Work order ::
All records are to be retyped faithfully and completely.

Dataset rows for apps and sites:
-- Opening Marker --
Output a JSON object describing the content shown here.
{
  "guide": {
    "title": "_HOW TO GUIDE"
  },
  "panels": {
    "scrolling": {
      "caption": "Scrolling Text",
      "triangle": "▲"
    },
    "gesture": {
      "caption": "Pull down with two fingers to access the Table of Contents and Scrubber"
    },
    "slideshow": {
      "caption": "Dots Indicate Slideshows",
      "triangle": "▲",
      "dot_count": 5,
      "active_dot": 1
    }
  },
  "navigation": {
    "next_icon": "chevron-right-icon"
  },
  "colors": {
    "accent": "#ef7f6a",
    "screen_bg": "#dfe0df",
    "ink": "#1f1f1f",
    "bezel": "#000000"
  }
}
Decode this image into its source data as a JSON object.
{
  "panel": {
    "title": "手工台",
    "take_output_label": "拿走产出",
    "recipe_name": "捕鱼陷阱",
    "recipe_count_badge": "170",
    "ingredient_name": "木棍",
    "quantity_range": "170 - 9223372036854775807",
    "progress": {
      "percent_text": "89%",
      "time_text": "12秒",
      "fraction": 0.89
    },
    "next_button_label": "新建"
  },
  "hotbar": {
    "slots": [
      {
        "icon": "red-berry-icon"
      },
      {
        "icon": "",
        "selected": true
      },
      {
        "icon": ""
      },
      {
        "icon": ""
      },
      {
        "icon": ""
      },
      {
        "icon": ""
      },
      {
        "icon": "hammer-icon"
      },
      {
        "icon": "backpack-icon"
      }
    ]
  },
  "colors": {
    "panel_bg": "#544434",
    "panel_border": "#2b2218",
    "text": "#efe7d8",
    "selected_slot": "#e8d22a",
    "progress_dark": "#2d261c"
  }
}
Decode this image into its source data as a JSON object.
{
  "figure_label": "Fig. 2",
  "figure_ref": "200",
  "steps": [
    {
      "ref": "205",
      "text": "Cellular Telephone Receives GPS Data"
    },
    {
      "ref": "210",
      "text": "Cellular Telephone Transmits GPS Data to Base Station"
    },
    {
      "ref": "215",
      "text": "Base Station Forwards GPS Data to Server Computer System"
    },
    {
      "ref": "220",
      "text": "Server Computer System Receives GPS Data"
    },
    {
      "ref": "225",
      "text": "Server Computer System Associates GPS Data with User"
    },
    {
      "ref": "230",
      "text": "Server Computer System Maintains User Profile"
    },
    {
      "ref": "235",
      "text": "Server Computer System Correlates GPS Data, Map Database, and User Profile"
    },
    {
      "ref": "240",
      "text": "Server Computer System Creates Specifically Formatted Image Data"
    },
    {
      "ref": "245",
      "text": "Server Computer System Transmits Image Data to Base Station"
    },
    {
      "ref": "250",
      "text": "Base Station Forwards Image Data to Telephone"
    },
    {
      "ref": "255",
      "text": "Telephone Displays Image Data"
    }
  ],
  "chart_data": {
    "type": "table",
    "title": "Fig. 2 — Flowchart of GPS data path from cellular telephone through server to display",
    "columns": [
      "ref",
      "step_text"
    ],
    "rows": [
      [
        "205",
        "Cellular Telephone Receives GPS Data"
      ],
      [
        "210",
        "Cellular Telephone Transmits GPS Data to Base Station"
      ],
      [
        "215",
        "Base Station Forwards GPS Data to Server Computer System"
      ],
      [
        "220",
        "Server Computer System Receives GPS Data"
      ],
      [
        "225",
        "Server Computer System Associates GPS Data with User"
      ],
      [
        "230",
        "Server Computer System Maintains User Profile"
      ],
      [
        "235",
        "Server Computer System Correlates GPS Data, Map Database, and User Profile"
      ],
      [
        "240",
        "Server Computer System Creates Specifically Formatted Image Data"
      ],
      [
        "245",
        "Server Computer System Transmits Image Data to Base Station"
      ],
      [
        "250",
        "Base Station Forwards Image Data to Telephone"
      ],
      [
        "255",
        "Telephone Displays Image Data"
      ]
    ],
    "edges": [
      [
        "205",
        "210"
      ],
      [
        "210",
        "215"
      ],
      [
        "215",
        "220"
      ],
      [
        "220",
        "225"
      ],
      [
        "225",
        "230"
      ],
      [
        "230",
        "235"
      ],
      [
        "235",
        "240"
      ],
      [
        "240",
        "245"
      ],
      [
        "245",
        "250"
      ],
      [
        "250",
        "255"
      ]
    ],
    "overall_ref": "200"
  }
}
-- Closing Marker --
Output for this exercise ::
Output a JSON object describing the content shown here.
{
  "guide": {
    "title": "_HOW TO GUIDE"
  },
  "panels": {
    "scrolling": {
      "caption": "Scrolling Text",
      "triangle": "▲"
    },
    "gesture": {
      "caption": "Pull down with two fingers to access the Table of Contents and Scrubber"
    },
    "slideshow": {
      "caption": "Dots Indicate Slideshows",
      "triangle": "▲",
      "dot_count": 5,
      "active_dot": 1
    }
  },
  "navigation": {
    "next_icon": "chevron-right-icon"
  },
  "colors": {
    "accent": "#ef7f6a",
    "screen_bg": "#dfe0df",
    "ink": "#1f1f1f",
    "bezel": "#000000"
  }
}
Decode this image into its source data as a JSON object.
{
  "panel": {
    "title": "手工台",
    "take_output_label": "拿走产出",
    "recipe_name": "捕鱼陷阱",
    "recipe_count_badge": "170",
    "ingredient_name": "木棍",
    "quantity_range": "170 - 9223372036854775807",
    "progress": {
      "percent_text": "89%",
      "time_text": "12秒",
      "fraction": 0.89
    },
    "next_button_label": "新建"
  },
  "hotbar": {
    "slots": [
      {
        "icon": "red-berry-icon"
      },
      {
        "icon": "",
        "selected": true
      },
      {
        "icon": ""
      },
      {
        "icon": ""
      },
      {
        "icon": ""
      },
      {
        "icon": ""
      },
      {
        "icon": "hammer-icon"
      },
      {
        "icon": "backpack-icon"
      }
    ]
  },
  "colors": {
    "panel_bg": "#544434",
    "panel_border": "#2b2218",
    "text": "#efe7d8",
    "selected_slot": "#e8d22a",
    "progress_dark": "#2d261c"
  }
}
Decode this image into its source data as a JSON object.
{
  "figure_label": "Fig. 2",
  "figure_ref": "200",
  "steps": [
    {
      "ref": "205",
      "text": "Cellular Telephone Receives GPS Data"
    },
    {
      "ref": "210",
      "text": "Cellular Telephone Transmits GPS Data to Base Station"
    },
    {
      "ref": "215",
      "text": "Base Station Forwards GPS Data to Server Computer System"
    },
    {
      "ref": "220",
      "text": "Server Computer System Receives GPS Data"
    },
    {
      "ref": "225",
      "text": "Server Computer System Associates GPS Data with User"
    },
    {
      "ref": "230",
      "text": "Server Computer System Maintains User Profile"
    },
    {
      "ref": "235",
      "text": "Server Computer System Correlates GPS Data, Map Database, and User Profile"
    },
    {
      "ref": "240",
      "text": "Server Computer System Creates Specifically Formatted Image Data"
    },
    {
      "ref": "245",
      "text": "Server Computer System Transmits Image Data to Base Station"
    },
    {
      "ref": "250",
      "text": "Base Station Forwards Image Data to Telephone"
    },
    {
      "ref": "255",
      "text": "Telephone Displays Image Data"
    }
  ],
  "chart_data": {
    "type": "table",
    "title": "Fig. 2 — Flowchart of GPS data path from cellular telephone through server to display",
    "columns": [
      "ref",
      "step_text"
    ],
    "rows": [
      [
        "205",
        "Cellular Telephone Receives GPS Data"
      ],
      [
        "210",
        "Cellular Telephone Transmits GPS Data to Base Station"
      ],
      [
        "215",
        "Base Station Forwards GPS Data to Server Computer System"
      ],
      [
        "220",
        "Server Computer System Receives GPS Data"
      ],
      [
        "225",
        "Server Computer System Associates GPS Data with User"
      ],
      [
        "230",
        "Server Computer System Maintains User Profile"
      ],
      [
        "235",
        "Server Computer System Correlates GPS Data, Map Database, and User Profile"
      ],
      [
        "240",
        "Server Computer System Creates Specifically Formatted Image Data"
      ],
      [
        "245",
        "Server Computer System Transmits Image Data to Base Station"
      ],
      [
        "250",
        "Base Station Forwards Image Data to Telephone"
      ],
      [
        "255",
        "Telephone Displays Image Data"
      ]
    ],
    "edges": [
      [
        "205",
        "210"
      ],
      [
        "210",
        "215"
      ],
      [
        "215",
        "220"
      ],
      [
        "220",
        "225"
      ],
      [
        "225",
        "230"
      ],
      [
        "230",
        "235"
      ],
      [
        "235",
        "240"
      ],
      [
        "240",
        "245"
      ],
      [
        "245",
        "250"
      ],
      [
        "250",
        "255"
      ]
    ],
    "overall_ref": "200"
  }
}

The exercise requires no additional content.